* [THE INPUT]:
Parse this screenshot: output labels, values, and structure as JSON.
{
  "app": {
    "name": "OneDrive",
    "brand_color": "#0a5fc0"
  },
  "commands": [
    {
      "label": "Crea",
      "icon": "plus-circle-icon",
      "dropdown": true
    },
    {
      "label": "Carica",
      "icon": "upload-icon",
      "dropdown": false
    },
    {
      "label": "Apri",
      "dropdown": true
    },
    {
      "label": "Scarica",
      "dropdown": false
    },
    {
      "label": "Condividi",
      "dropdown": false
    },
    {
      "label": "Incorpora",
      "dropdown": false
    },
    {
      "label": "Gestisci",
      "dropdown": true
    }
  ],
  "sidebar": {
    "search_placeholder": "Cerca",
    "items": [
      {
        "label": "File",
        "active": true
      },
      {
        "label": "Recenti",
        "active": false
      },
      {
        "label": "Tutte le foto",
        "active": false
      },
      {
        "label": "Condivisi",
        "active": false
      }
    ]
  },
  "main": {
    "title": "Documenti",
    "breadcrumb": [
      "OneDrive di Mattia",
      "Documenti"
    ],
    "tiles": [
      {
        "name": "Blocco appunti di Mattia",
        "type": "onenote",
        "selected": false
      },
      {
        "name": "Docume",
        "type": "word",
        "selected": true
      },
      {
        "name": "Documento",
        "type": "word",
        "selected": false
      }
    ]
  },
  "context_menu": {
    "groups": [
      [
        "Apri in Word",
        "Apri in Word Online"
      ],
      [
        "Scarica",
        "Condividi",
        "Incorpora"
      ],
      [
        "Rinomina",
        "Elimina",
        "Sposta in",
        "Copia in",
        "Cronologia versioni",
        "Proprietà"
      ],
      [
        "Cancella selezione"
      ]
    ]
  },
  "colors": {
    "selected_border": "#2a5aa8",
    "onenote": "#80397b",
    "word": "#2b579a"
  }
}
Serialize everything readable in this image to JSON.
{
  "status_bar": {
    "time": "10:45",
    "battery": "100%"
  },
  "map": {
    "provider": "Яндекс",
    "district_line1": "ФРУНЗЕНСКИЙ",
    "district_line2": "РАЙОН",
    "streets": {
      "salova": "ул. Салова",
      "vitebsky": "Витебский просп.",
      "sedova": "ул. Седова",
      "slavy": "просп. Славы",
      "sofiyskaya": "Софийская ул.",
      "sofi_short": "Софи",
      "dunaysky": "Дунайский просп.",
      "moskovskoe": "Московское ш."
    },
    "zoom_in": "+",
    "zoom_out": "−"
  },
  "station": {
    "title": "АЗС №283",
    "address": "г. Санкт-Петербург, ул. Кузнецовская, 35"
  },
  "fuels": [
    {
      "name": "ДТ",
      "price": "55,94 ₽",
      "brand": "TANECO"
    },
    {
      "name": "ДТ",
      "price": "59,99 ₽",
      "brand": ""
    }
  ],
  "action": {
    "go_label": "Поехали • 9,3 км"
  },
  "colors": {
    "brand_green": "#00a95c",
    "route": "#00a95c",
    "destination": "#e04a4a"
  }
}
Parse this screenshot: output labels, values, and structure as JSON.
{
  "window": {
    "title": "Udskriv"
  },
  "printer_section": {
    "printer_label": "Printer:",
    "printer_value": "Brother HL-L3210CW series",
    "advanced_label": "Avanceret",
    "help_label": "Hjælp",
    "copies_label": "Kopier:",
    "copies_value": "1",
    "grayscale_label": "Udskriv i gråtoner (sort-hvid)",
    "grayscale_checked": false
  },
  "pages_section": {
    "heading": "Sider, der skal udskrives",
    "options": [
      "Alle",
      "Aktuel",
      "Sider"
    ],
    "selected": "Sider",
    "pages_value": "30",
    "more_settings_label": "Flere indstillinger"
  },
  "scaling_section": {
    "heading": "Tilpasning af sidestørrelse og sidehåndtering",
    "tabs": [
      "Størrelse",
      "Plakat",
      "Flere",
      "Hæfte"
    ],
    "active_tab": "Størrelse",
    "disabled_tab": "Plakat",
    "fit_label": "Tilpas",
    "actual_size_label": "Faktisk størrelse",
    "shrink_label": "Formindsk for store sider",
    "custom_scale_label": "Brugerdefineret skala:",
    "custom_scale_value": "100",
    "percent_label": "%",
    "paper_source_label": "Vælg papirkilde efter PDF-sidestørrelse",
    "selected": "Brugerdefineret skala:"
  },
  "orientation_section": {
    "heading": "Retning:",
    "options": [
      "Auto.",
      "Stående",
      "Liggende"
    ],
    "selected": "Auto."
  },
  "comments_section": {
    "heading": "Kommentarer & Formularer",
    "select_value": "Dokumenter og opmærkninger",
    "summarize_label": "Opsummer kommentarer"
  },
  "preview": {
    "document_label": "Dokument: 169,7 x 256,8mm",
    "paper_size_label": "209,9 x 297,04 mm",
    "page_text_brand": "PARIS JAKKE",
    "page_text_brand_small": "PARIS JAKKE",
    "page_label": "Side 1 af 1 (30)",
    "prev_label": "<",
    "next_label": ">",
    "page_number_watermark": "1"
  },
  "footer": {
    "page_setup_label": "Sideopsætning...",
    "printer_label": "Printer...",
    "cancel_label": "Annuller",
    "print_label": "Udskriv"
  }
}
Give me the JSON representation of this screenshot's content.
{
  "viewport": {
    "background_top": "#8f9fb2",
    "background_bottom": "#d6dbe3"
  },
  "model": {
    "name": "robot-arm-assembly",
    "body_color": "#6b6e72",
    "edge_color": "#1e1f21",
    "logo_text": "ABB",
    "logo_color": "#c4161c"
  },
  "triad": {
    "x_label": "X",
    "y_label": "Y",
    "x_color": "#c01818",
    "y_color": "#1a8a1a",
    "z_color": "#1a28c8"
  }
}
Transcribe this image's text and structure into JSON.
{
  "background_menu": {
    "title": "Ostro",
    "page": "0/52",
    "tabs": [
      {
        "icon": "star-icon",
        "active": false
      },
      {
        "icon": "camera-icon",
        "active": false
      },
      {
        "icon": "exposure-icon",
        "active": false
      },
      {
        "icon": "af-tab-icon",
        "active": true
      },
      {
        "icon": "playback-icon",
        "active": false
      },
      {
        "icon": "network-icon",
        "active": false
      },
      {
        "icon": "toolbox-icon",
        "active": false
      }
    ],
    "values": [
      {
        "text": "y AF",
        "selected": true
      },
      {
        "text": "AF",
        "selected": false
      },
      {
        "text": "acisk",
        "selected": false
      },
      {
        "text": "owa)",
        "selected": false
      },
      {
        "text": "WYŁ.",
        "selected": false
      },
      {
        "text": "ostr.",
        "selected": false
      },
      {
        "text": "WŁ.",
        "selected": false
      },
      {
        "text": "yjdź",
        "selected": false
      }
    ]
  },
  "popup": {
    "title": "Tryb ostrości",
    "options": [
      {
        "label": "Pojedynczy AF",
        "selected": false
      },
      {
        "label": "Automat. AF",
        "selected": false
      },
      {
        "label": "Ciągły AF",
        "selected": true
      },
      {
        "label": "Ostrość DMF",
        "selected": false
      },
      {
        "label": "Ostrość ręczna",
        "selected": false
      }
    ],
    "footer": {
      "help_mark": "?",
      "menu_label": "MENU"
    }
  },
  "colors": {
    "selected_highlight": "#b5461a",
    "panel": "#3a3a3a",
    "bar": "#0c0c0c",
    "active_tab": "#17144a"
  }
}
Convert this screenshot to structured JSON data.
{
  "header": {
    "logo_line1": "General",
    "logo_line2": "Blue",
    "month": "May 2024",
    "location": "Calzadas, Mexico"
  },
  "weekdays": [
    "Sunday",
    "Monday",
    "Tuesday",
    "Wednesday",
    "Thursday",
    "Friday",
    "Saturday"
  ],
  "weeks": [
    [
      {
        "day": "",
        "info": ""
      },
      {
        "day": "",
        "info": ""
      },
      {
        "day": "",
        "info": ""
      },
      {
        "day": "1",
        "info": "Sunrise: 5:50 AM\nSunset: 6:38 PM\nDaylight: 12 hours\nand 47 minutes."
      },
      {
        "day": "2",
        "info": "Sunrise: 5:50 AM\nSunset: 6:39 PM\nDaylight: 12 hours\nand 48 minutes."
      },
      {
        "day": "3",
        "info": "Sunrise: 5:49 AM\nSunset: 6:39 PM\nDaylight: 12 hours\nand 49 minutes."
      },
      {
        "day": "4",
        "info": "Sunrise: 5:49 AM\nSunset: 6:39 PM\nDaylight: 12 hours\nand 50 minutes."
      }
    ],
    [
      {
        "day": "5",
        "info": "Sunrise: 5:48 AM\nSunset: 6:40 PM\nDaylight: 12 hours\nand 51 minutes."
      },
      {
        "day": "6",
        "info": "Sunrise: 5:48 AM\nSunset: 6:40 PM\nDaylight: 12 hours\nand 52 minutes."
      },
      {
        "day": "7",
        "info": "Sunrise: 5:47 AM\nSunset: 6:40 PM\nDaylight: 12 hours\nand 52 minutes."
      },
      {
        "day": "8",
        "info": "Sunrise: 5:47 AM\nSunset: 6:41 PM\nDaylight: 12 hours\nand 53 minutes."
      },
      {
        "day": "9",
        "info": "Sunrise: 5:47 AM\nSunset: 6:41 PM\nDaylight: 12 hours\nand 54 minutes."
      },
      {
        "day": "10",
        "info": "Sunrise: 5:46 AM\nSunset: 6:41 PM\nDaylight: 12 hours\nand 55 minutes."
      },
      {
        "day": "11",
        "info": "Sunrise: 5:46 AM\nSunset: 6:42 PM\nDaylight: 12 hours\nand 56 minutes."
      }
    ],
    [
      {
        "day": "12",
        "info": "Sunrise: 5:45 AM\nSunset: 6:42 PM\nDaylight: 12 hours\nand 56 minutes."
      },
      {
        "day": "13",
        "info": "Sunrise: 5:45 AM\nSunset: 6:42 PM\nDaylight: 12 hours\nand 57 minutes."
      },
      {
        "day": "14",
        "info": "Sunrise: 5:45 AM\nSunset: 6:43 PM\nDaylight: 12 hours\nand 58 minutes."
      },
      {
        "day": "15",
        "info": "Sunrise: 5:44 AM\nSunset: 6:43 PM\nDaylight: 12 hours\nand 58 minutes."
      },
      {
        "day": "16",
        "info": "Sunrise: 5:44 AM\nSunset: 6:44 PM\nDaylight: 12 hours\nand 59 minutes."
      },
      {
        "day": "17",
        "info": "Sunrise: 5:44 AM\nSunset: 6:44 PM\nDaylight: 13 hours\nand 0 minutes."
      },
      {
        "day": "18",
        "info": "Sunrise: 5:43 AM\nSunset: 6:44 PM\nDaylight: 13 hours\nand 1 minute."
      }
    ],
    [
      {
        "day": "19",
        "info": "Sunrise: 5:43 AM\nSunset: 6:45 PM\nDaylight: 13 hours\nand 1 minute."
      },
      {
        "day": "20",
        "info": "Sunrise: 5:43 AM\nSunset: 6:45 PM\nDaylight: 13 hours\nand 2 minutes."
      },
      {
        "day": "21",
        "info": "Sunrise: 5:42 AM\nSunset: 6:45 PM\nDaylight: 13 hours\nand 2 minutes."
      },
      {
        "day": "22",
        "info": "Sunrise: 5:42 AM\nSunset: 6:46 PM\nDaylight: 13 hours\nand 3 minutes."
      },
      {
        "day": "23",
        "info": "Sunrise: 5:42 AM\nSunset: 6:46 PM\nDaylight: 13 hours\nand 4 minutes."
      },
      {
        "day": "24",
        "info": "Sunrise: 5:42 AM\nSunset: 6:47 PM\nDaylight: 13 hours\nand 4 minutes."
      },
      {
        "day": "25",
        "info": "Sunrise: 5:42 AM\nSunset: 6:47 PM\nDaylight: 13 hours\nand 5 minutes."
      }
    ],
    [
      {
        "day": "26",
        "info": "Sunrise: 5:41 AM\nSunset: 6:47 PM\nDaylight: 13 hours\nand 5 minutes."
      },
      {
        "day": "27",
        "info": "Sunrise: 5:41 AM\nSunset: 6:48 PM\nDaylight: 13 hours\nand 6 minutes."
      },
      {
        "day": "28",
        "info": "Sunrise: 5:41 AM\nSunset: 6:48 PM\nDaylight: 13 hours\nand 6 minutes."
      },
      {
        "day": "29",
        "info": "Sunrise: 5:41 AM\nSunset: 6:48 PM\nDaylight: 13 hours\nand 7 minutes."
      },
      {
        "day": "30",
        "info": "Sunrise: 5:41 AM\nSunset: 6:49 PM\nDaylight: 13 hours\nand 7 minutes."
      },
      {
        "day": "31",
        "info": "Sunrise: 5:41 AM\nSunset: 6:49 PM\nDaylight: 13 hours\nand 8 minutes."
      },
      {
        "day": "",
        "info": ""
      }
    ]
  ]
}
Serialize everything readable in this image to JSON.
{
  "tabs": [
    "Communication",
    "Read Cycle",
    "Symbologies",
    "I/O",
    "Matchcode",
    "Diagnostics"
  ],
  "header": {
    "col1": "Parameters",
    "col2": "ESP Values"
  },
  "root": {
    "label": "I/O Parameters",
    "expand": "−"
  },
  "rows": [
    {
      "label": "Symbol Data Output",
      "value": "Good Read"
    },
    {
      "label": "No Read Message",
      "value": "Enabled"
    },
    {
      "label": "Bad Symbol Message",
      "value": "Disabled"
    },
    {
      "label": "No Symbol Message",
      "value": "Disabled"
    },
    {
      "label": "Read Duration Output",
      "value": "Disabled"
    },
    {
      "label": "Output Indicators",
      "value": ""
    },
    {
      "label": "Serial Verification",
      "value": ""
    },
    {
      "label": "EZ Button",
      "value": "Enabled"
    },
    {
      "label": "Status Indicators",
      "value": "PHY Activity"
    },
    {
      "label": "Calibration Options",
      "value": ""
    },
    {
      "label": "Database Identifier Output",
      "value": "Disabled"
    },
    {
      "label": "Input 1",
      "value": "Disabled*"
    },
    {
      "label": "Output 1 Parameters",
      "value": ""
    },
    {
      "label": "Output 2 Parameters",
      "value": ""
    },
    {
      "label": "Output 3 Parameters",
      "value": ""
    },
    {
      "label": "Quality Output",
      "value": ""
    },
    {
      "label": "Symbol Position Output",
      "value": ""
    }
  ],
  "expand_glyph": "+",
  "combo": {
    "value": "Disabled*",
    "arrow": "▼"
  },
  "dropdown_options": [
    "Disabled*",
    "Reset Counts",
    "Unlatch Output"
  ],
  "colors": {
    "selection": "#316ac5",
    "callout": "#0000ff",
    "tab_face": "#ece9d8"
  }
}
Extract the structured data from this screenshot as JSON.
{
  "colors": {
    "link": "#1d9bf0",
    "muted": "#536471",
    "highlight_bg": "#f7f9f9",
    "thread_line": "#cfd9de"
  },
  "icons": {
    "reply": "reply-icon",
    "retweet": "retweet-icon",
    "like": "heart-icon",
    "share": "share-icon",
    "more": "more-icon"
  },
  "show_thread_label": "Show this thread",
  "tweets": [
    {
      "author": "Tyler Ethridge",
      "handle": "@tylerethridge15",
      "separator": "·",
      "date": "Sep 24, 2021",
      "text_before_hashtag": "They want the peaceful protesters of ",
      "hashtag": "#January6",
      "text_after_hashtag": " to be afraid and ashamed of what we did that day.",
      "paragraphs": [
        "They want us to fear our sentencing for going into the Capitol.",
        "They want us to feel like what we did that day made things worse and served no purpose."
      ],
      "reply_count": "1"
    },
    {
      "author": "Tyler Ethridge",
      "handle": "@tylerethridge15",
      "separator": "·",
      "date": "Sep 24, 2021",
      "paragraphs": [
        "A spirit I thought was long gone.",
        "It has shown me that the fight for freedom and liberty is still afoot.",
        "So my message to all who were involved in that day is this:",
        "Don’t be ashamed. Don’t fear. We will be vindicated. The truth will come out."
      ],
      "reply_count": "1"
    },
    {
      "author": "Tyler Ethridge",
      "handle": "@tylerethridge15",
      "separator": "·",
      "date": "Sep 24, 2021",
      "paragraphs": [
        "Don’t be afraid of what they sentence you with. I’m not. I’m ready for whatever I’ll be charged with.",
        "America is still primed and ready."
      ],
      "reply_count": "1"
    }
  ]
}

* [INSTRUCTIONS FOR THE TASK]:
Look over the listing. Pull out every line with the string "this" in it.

* [SOLUTION]:
Parse this screenshot: output labels, values, and structure as JSON.
Serialize everything readable in this image to JSON.
Parse this screenshot: output labels, values, and structure as JSON.
Give me the JSON representation of this screenshot's content.
Transcribe this image's text and structure into JSON.
Convert this screenshot to structured JSON data.
Serialize everything readable in this image to JSON.
Extract the structured data from this screenshot as JSON.
  "show_thread_label": "Show this thread",
        "So my message to all who were involved in that day is this:",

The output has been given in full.